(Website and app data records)
++++++

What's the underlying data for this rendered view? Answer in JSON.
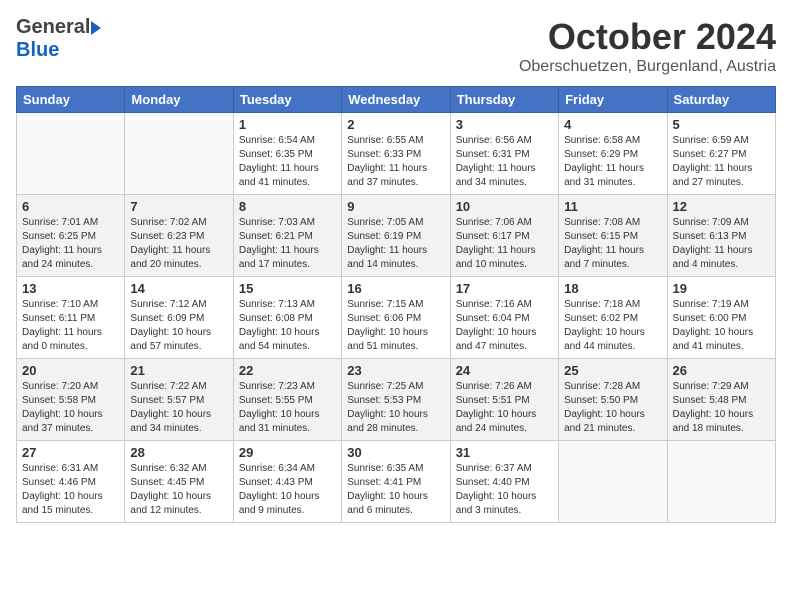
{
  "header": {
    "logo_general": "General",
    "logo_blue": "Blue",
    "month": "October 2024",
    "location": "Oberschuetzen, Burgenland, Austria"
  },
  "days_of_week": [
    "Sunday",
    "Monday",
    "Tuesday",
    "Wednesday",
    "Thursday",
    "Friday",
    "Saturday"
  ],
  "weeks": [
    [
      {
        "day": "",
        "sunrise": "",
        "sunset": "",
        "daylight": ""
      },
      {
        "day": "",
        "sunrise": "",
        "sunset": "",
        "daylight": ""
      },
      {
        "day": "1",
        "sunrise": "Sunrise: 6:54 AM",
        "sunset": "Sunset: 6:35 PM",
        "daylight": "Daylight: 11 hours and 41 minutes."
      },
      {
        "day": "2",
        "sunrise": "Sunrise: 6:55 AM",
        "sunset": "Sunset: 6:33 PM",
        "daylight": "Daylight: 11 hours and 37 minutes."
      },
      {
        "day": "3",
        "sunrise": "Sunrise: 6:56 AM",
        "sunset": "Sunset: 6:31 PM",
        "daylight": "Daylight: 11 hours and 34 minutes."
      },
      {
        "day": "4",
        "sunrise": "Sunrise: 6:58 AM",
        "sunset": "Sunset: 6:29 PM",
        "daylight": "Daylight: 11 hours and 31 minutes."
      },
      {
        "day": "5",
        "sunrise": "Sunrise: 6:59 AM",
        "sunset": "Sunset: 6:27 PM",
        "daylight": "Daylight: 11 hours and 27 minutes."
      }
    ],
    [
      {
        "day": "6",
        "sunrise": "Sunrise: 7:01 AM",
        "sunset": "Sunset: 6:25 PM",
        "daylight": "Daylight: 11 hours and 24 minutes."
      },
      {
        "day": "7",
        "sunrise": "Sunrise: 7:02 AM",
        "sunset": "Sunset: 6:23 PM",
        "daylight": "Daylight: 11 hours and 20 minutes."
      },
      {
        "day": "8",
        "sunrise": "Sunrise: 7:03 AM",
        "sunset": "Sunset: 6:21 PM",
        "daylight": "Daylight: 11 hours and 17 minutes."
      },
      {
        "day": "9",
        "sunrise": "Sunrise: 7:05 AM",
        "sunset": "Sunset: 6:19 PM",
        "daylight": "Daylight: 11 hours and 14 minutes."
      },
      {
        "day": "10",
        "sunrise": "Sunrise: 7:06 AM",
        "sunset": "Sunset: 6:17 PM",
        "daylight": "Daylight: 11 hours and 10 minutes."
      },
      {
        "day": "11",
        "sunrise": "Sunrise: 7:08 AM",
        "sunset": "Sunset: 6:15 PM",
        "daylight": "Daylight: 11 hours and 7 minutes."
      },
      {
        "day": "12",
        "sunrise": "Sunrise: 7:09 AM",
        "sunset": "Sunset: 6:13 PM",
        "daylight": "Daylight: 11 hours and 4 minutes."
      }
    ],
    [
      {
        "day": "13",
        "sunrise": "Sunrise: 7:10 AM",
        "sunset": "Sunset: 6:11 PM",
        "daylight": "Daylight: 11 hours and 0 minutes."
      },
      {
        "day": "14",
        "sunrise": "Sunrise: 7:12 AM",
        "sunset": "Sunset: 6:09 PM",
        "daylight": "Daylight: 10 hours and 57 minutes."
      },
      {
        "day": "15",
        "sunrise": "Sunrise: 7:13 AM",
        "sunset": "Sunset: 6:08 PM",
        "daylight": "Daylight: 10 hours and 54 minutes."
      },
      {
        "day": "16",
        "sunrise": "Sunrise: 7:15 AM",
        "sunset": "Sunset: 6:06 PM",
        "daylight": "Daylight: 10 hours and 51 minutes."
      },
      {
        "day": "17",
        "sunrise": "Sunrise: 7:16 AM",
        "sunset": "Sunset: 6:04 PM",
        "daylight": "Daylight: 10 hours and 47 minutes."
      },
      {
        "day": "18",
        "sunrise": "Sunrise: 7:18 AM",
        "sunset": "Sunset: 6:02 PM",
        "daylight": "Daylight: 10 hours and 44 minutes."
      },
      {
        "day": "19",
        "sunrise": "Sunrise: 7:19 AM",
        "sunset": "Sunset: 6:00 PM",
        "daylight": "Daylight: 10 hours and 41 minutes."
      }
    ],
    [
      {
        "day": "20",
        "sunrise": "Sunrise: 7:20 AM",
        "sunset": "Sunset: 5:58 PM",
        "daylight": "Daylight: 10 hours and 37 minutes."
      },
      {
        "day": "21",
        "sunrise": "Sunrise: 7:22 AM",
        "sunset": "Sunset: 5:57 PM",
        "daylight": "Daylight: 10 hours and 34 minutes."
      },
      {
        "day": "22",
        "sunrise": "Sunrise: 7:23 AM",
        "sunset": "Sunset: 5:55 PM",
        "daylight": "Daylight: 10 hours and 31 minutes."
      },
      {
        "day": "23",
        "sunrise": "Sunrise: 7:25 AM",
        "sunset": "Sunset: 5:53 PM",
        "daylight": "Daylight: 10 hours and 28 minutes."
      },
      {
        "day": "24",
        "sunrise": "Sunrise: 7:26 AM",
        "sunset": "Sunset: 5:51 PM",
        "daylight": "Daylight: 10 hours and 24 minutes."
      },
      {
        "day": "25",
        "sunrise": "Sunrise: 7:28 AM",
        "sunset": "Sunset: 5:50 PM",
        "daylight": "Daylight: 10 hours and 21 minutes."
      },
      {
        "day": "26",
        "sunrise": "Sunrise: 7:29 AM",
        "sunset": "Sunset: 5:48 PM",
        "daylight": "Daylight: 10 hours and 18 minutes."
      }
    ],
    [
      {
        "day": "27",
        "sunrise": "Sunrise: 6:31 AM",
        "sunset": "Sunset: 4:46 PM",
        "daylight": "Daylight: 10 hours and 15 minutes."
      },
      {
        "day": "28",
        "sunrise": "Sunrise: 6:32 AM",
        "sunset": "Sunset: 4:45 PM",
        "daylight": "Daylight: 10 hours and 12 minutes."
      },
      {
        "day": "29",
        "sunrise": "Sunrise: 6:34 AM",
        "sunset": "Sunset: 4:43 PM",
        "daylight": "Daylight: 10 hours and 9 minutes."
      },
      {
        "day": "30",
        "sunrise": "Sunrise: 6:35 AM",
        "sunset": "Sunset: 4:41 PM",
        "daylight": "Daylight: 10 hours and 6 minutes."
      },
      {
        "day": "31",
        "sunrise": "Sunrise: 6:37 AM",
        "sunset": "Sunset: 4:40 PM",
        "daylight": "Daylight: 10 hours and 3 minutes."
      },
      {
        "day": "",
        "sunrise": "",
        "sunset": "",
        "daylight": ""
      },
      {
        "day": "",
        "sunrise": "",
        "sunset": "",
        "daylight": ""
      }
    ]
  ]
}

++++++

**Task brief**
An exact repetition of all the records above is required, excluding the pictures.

**Response to this exercise**
What's the underlying data for this rendered view? Answer in JSON.
{
  "header": {
    "logo_general": "General",
    "logo_blue": "Blue",
    "month": "October 2024",
    "location": "Oberschuetzen, Burgenland, Austria"
  },
  "days_of_week": [
    "Sunday",
    "Monday",
    "Tuesday",
    "Wednesday",
    "Thursday",
    "Friday",
    "Saturday"
  ],
  "weeks": [
    [
      {
        "day": "",
        "sunrise": "",
        "sunset": "",
        "daylight": ""
      },
      {
        "day": "",
        "sunrise": "",
        "sunset": "",
        "daylight": ""
      },
      {
        "day": "1",
        "sunrise": "Sunrise: 6:54 AM",
        "sunset": "Sunset: 6:35 PM",
        "daylight": "Daylight: 11 hours and 41 minutes."
      },
      {
        "day": "2",
        "sunrise": "Sunrise: 6:55 AM",
        "sunset": "Sunset: 6:33 PM",
        "daylight": "Daylight: 11 hours and 37 minutes."
      },
      {
        "day": "3",
        "sunrise": "Sunrise: 6:56 AM",
        "sunset": "Sunset: 6:31 PM",
        "daylight": "Daylight: 11 hours and 34 minutes."
      },
      {
        "day": "4",
        "sunrise": "Sunrise: 6:58 AM",
        "sunset": "Sunset: 6:29 PM",
        "daylight": "Daylight: 11 hours and 31 minutes."
      },
      {
        "day": "5",
        "sunrise": "Sunrise: 6:59 AM",
        "sunset": "Sunset: 6:27 PM",
        "daylight": "Daylight: 11 hours and 27 minutes."
      }
    ],
    [
      {
        "day": "6",
        "sunrise": "Sunrise: 7:01 AM",
        "sunset": "Sunset: 6:25 PM",
        "daylight": "Daylight: 11 hours and 24 minutes."
      },
      {
        "day": "7",
        "sunrise": "Sunrise: 7:02 AM",
        "sunset": "Sunset: 6:23 PM",
        "daylight": "Daylight: 11 hours and 20 minutes."
      },
      {
        "day": "8",
        "sunrise": "Sunrise: 7:03 AM",
        "sunset": "Sunset: 6:21 PM",
        "daylight": "Daylight: 11 hours and 17 minutes."
      },
      {
        "day": "9",
        "sunrise": "Sunrise: 7:05 AM",
        "sunset": "Sunset: 6:19 PM",
        "daylight": "Daylight: 11 hours and 14 minutes."
      },
      {
        "day": "10",
        "sunrise": "Sunrise: 7:06 AM",
        "sunset": "Sunset: 6:17 PM",
        "daylight": "Daylight: 11 hours and 10 minutes."
      },
      {
        "day": "11",
        "sunrise": "Sunrise: 7:08 AM",
        "sunset": "Sunset: 6:15 PM",
        "daylight": "Daylight: 11 hours and 7 minutes."
      },
      {
        "day": "12",
        "sunrise": "Sunrise: 7:09 AM",
        "sunset": "Sunset: 6:13 PM",
        "daylight": "Daylight: 11 hours and 4 minutes."
      }
    ],
    [
      {
        "day": "13",
        "sunrise": "Sunrise: 7:10 AM",
        "sunset": "Sunset: 6:11 PM",
        "daylight": "Daylight: 11 hours and 0 minutes."
      },
      {
        "day": "14",
        "sunrise": "Sunrise: 7:12 AM",
        "sunset": "Sunset: 6:09 PM",
        "daylight": "Daylight: 10 hours and 57 minutes."
      },
      {
        "day": "15",
        "sunrise": "Sunrise: 7:13 AM",
        "sunset": "Sunset: 6:08 PM",
        "daylight": "Daylight: 10 hours and 54 minutes."
      },
      {
        "day": "16",
        "sunrise": "Sunrise: 7:15 AM",
        "sunset": "Sunset: 6:06 PM",
        "daylight": "Daylight: 10 hours and 51 minutes."
      },
      {
        "day": "17",
        "sunrise": "Sunrise: 7:16 AM",
        "sunset": "Sunset: 6:04 PM",
        "daylight": "Daylight: 10 hours and 47 minutes."
      },
      {
        "day": "18",
        "sunrise": "Sunrise: 7:18 AM",
        "sunset": "Sunset: 6:02 PM",
        "daylight": "Daylight: 10 hours and 44 minutes."
      },
      {
        "day": "19",
        "sunrise": "Sunrise: 7:19 AM",
        "sunset": "Sunset: 6:00 PM",
        "daylight": "Daylight: 10 hours and 41 minutes."
      }
    ],
    [
      {
        "day": "20",
        "sunrise": "Sunrise: 7:20 AM",
        "sunset": "Sunset: 5:58 PM",
        "daylight": "Daylight: 10 hours and 37 minutes."
      },
      {
        "day": "21",
        "sunrise": "Sunrise: 7:22 AM",
        "sunset": "Sunset: 5:57 PM",
        "daylight": "Daylight: 10 hours and 34 minutes."
      },
      {
        "day": "22",
        "sunrise": "Sunrise: 7:23 AM",
        "sunset": "Sunset: 5:55 PM",
        "daylight": "Daylight: 10 hours and 31 minutes."
      },
      {
        "day": "23",
        "sunrise": "Sunrise: 7:25 AM",
        "sunset": "Sunset: 5:53 PM",
        "daylight": "Daylight: 10 hours and 28 minutes."
      },
      {
        "day": "24",
        "sunrise": "Sunrise: 7:26 AM",
        "sunset": "Sunset: 5:51 PM",
        "daylight": "Daylight: 10 hours and 24 minutes."
      },
      {
        "day": "25",
        "sunrise": "Sunrise: 7:28 AM",
        "sunset": "Sunset: 5:50 PM",
        "daylight": "Daylight: 10 hours and 21 minutes."
      },
      {
        "day": "26",
        "sunrise": "Sunrise: 7:29 AM",
        "sunset": "Sunset: 5:48 PM",
        "daylight": "Daylight: 10 hours and 18 minutes."
      }
    ],
    [
      {
        "day": "27",
        "sunrise": "Sunrise: 6:31 AM",
        "sunset": "Sunset: 4:46 PM",
        "daylight": "Daylight: 10 hours and 15 minutes."
      },
      {
        "day": "28",
        "sunrise": "Sunrise: 6:32 AM",
        "sunset": "Sunset: 4:45 PM",
        "daylight": "Daylight: 10 hours and 12 minutes."
      },
      {
        "day": "29",
        "sunrise": "Sunrise: 6:34 AM",
        "sunset": "Sunset: 4:43 PM",
        "daylight": "Daylight: 10 hours and 9 minutes."
      },
      {
        "day": "30",
        "sunrise": "Sunrise: 6:35 AM",
        "sunset": "Sunset: 4:41 PM",
        "daylight": "Daylight: 10 hours and 6 minutes."
      },
      {
        "day": "31",
        "sunrise": "Sunrise: 6:37 AM",
        "sunset": "Sunset: 4:40 PM",
        "daylight": "Daylight: 10 hours and 3 minutes."
      },
      {
        "day": "",
        "sunrise": "",
        "sunset": "",
        "daylight": ""
      },
      {
        "day": "",
        "sunrise": "",
        "sunset": "",
        "daylight": ""
      }
    ]
  ]
}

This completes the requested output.